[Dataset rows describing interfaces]
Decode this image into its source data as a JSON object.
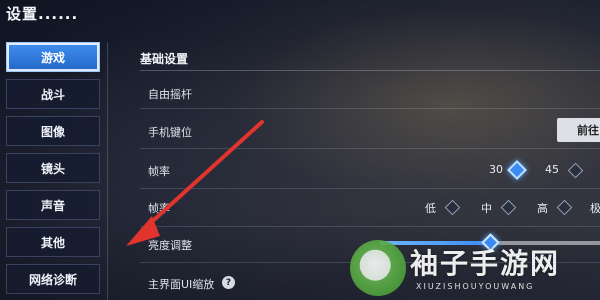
{
  "window": {
    "title": "设置......"
  },
  "sidebar": {
    "items": [
      {
        "label": "游戏",
        "active": true
      },
      {
        "label": "战斗",
        "active": false
      },
      {
        "label": "图像",
        "active": false
      },
      {
        "label": "镜头",
        "active": false
      },
      {
        "label": "声音",
        "active": false
      },
      {
        "label": "其他",
        "active": false
      },
      {
        "label": "网络诊断",
        "active": false
      }
    ]
  },
  "main": {
    "section_title": "基础设置",
    "rows": {
      "free_joystick": {
        "label": "自由摇杆"
      },
      "key_mapping": {
        "label": "手机键位",
        "button": "前往"
      },
      "frame_rate": {
        "label": "帧率",
        "options": [
          "30",
          "45"
        ],
        "selected": "30"
      },
      "quality": {
        "label": "帧率",
        "options": [
          "低",
          "中",
          "高",
          "极"
        ]
      },
      "brightness": {
        "label": "亮度调整",
        "value": 0.5
      },
      "ui_scale": {
        "label": "主界面UI缩放",
        "help_icon": "?"
      }
    }
  },
  "colors": {
    "accent": "#3a8cf2",
    "annotation_arrow": "#e0342c"
  },
  "watermark": {
    "text": "袖子手游网",
    "subtext": "XIUZISHOUYOUWANG"
  }
}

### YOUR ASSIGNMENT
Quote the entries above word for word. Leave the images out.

### SOLUTION FOR THIS EXERCISE
Decode this image into its source data as a JSON object.
{
  "window": {
    "title": "设置......"
  },
  "sidebar": {
    "items": [
      {
        "label": "游戏",
        "active": true
      },
      {
        "label": "战斗",
        "active": false
      },
      {
        "label": "图像",
        "active": false
      },
      {
        "label": "镜头",
        "active": false
      },
      {
        "label": "声音",
        "active": false
      },
      {
        "label": "其他",
        "active": false
      },
      {
        "label": "网络诊断",
        "active": false
      }
    ]
  },
  "main": {
    "section_title": "基础设置",
    "rows": {
      "free_joystick": {
        "label": "自由摇杆"
      },
      "key_mapping": {
        "label": "手机键位",
        "button": "前往"
      },
      "frame_rate": {
        "label": "帧率",
        "options": [
          "30",
          "45"
        ],
        "selected": "30"
      },
      "quality": {
        "label": "帧率",
        "options": [
          "低",
          "中",
          "高",
          "极"
        ]
      },
      "brightness": {
        "label": "亮度调整",
        "value": 0.5
      },
      "ui_scale": {
        "label": "主界面UI缩放",
        "help_icon": "?"
      }
    }
  },
  "colors": {
    "accent": "#3a8cf2",
    "annotation_arrow": "#e0342c"
  },
  "watermark": {
    "text": "袖子手游网",
    "subtext": "XIUZISHOUYOUWANG"
  }
}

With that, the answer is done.